Reading business news sites is not a bad idea if you’re, say, interested in business. A lot of them have crap articles just like any other “news” site does but they still can keep you mildly informed on the world. (Remember: Every article written for a newspaper is written by a human. Who has beliefs and ideas that – if they’re a good journalistic – they try to keep out of the analysis. Which they don’t always succeed at doing. Everyone’s got an agenda, right?)
Anyway, this article caught the ‘Snark’s attention:
In case you’re not familiar: ad blocking is when you install a plugin on your browser to prevent ads from being displayed on the websites you go to. Since much of the internet is “free” then many sites are being supported by their advertisers. You can read the whole article if you want to learn more.
What struck us about the headline though were the words “unethical” and “immoral.” (Had to look up “mendacious” – it means “dishonest” – why the IAB dude couldn’t just say that is unclear. Simpler words are best when trying to communicate.)
Point of clarification: The quote from the IAB dude is saying that the developers of AdBlock Plus – the company – are the ones who are immoral and unethical liars. The way it’s written makes it sound like the product or its users are unethical (which the IAB dude probably does think but the headline only makes sense when it’s understood in the proper context, of remarks about the company behind the product). The reason that these advertising execs are so up in arms about the company is not specific to the plugin that blocks ads; it’s because of a separate initiative that the company is launching about allowing some ads through to its users – if the advertiser pays the company. There are other “blocker” technology companies that the IAB apparently is not so vocal about.

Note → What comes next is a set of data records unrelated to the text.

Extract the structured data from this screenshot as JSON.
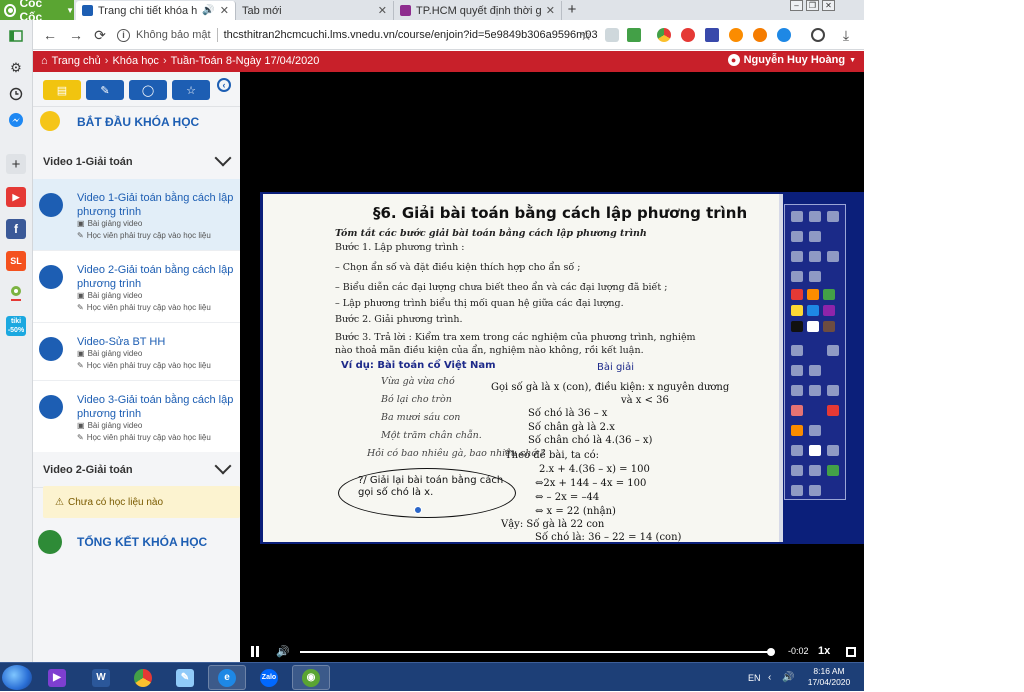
{
  "browser": {
    "brand": "Cốc Cốc",
    "tabs": [
      {
        "title": "Trang chi tiết khóa học: C",
        "active": true,
        "favicon_color": "#1d5eb3",
        "audio": true
      },
      {
        "title": "Tab mới",
        "active": false,
        "favicon_color": "#dfe3e8"
      },
      {
        "title": "TP.HCM quyết định thời gian",
        "active": false,
        "favicon_color": "#8e2c8e"
      }
    ],
    "security_text": "Không bảo mật",
    "url": "thcsthitran2hcmcuchi.lms.vnedu.vn/course/enjoin?id=5e9849b306a9596m03"
  },
  "rail": {
    "items": [
      "sidebar-toggle-icon",
      "settings-icon",
      "history-icon",
      "messenger-icon",
      "add-icon",
      "youtube-icon",
      "facebook-icon",
      "shopping-icon",
      "map-icon",
      "tiki-icon"
    ],
    "tiki_badge": "tiki\n-50%",
    "shop_badge": "SL"
  },
  "lms": {
    "breadcrumb": [
      "Trang chủ",
      "Khóa học",
      "Tuần-Toán 8-Ngày 17/04/2020"
    ],
    "user_name": "Nguyễn Huy Hoàng",
    "start_label": "BẮT ĐẦU KHÓA HỌC",
    "end_label": "TỔNG KẾT KHÓA HỌC",
    "sections": [
      {
        "title": "Video 1-Giải toán",
        "lessons": [
          {
            "title": "Video 1-Giải toán bằng cách lập phương trình",
            "type": "Bài giảng video",
            "note": "Học viên phải truy cập vào học liệu",
            "selected": true
          },
          {
            "title": "Video 2-Giải toán bằng cách lập phương trình",
            "type": "Bài giảng video",
            "note": "Học viên phải truy cập vào học liệu",
            "selected": false
          },
          {
            "title": "Video-Sửa BT HH",
            "type": "Bài giảng video",
            "note": "Học viên phải truy cập vào học liệu",
            "selected": false
          },
          {
            "title": "Video 3-Giải toán bằng cách lập phương trình",
            "type": "Bài giảng video",
            "note": "Học viên phải truy cập vào học liệu",
            "selected": false
          }
        ]
      },
      {
        "title": "Video 2-Giải toán",
        "empty_note": "Chưa có học liệu nào"
      }
    ]
  },
  "slide": {
    "title": "§6. Giải bài toán bằng cách lập phương trình",
    "summary_heading": "Tóm tắt các bước giải bài toán bằng cách lập phương trình",
    "steps": [
      "Bước 1. Lập phương trình :",
      "– Chọn ẩn số và đặt điều kiện thích hợp cho ẩn số ;",
      "– Biểu diễn các đại lượng chưa biết theo ẩn và các đại lượng đã biết ;",
      "– Lập phương trình biểu thị mối quan hệ giữa các đại lượng.",
      "Bước 2. Giải phương trình.",
      "Bước 3. Trả lời : Kiểm tra xem trong các nghiệm của phương trình, nghiệm",
      "nào thoả mãn điều kiện của ẩn, nghiệm nào không, rồi kết luận."
    ],
    "example_label": "Ví dụ: Bài toán cổ Việt Nam",
    "solution_label": "Bài giải",
    "poem": [
      "Vừa gà vừa chó",
      "Bó lại cho tròn",
      "Ba mươi sáu con",
      "Một trăm chân chẵn.",
      "Hỏi có bao nhiêu gà, bao nhiêu chó ?"
    ],
    "solution": [
      "Gọi số gà là x (con), điều kiện: x nguyên dương",
      "và x < 36",
      "Số chó là 36 – x",
      "Số chân gà là 2.x",
      "Số chân chó là 4.(36 – x)",
      "Theo đề bài, ta có:",
      "2.x + 4.(36 – x) = 100",
      "⇔2x + 144 – 4x = 100",
      "⇔ – 2x = –44",
      "⇔ x = 22 (nhận)",
      "Vậy: Số gà là 22 con",
      "Số chó là: 36 – 22 = 14 (con)"
    ],
    "handwritten": "?/ Giải lại bài toán bằng cách gọi số chó là x."
  },
  "player": {
    "time": "-0:02",
    "speed": "1x",
    "progress": 0.998
  },
  "taskbar": {
    "lang": "EN",
    "time": "8:16 AM",
    "date": "17/04/2020"
  },
  "colors": {
    "lms_red": "#c8202a",
    "lms_blue": "#1d5eb3",
    "start_yellow": "#f5c518",
    "end_green": "#2e8b37"
  }
}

Anyway. This got the ‘Snark thinking: What are ethics and morals?
It’s something that we claim to care about a lot. It’s something that is a come-again trend at bschools in the U.S. It was really big following the 2008 financial crisis which so many wanted to blame on the bad behavior of the banks and mortgage lenders with the subprime market. The cause of the collapse is more nuanced than that, but a lack of morals and ethics are often blamed.
Now, EssaySnark is no academic. There are smart people all over the world who dedicate their entire lives to stuff like ethics. This is really the domain of the philosophers.

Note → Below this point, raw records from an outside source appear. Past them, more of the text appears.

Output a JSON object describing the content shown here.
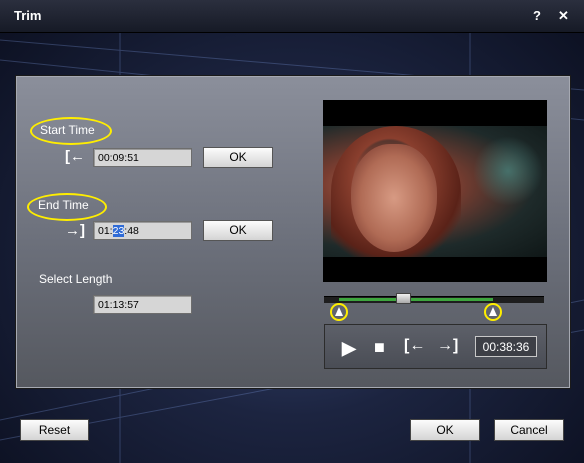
{
  "window": {
    "title": "Trim",
    "help_label": "?",
    "close_label": "✕"
  },
  "start": {
    "label": "Start Time",
    "value": "00:09:51",
    "ok_label": "OK",
    "icon": "set-start-icon"
  },
  "end": {
    "label": "End Time",
    "value_prefix": "01:",
    "value_selected": "23",
    "value_suffix": ":48",
    "ok_label": "OK",
    "icon": "set-end-icon"
  },
  "length": {
    "label": "Select Length",
    "value": "01:13:57"
  },
  "player": {
    "time": "00:38:36",
    "play_icon": "▶",
    "stop_icon": "■",
    "set_start_icon": "[←",
    "set_end_icon": "→]",
    "trim_start_fraction": 0.07,
    "trim_end_fraction": 0.77,
    "playhead_fraction": 0.36
  },
  "footer": {
    "reset_label": "Reset",
    "ok_label": "OK",
    "cancel_label": "Cancel"
  },
  "colors": {
    "highlight_ring": "#ffee00",
    "timeline_range": "#3ea63e"
  }
}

Except that it’s not. This stuff matters in everyday life.
Some philosophers even feel that their work should be part of the standard elementary school curriculum. That article mentions Bill Belichik and Drake; honestly, it won’t kill you to read it.

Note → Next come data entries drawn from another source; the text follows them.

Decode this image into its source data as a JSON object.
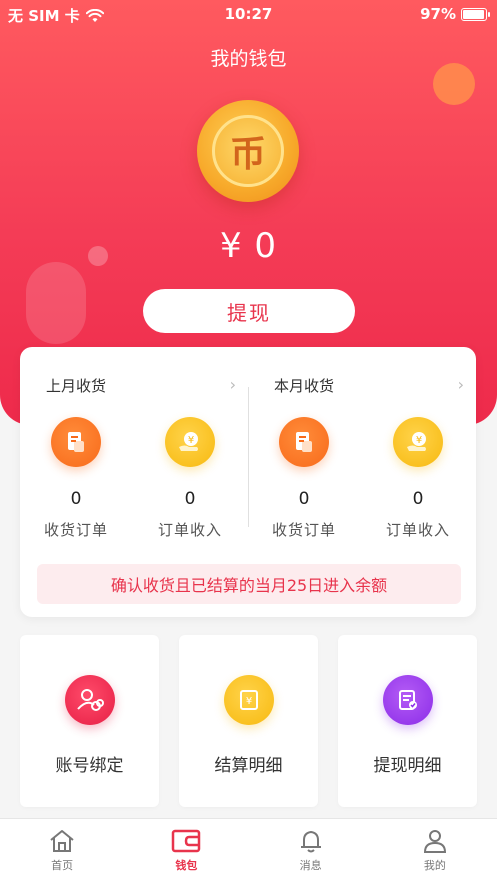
{
  "status_bar": {
    "carrier": "无 SIM 卡",
    "time": "10:27",
    "battery": "97%"
  },
  "header": {
    "title": "我的钱包",
    "coin_glyph": "币",
    "balance": "¥ 0",
    "withdraw_label": "提现"
  },
  "stats": {
    "last_month": {
      "title": "上月收货",
      "items": [
        {
          "value": "0",
          "label": "收货订单",
          "icon": "order-doc-icon"
        },
        {
          "value": "0",
          "label": "订单收入",
          "icon": "income-hand-icon"
        }
      ]
    },
    "this_month": {
      "title": "本月收货",
      "items": [
        {
          "value": "0",
          "label": "收货订单",
          "icon": "order-doc-icon"
        },
        {
          "value": "0",
          "label": "订单收入",
          "icon": "income-hand-icon"
        }
      ]
    },
    "notice": "确认收货且已结算的当月25日进入余额"
  },
  "tiles": [
    {
      "label": "账号绑定",
      "icon": "account-link-icon"
    },
    {
      "label": "结算明细",
      "icon": "settlement-icon"
    },
    {
      "label": "提现明细",
      "icon": "withdraw-detail-icon"
    }
  ],
  "tabbar": [
    {
      "label": "首页",
      "icon": "home-icon",
      "active": false
    },
    {
      "label": "钱包",
      "icon": "wallet-icon",
      "active": true
    },
    {
      "label": "消息",
      "icon": "bell-icon",
      "active": false
    },
    {
      "label": "我的",
      "icon": "user-icon",
      "active": false
    }
  ],
  "colors": {
    "brand": "#ee2a4b",
    "accent_text": "#e8344c",
    "notice_bg": "#fdecee"
  }
}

Of note is this:
[In the 1960s, a Columbia University philosophy professor] saw that his students were passionate to change the world but deficient in their ability to reason soundly and exercise good judgment.
Many of you eager-beaver BSers are equally passionate – and as we often can tell from the way essays are written 🙂 perhaps lacking in some ability to reason soundly.
If you want to implement your big ideas, then not only do you need to have skills as an influencer of people and a motivator of others, but along with that are requirements of clear thinking and fair decision-making. Ethics – and philosophy – all factor in on this.
More to come.
Update: Next post in this series is here! “Real life examples of ethics”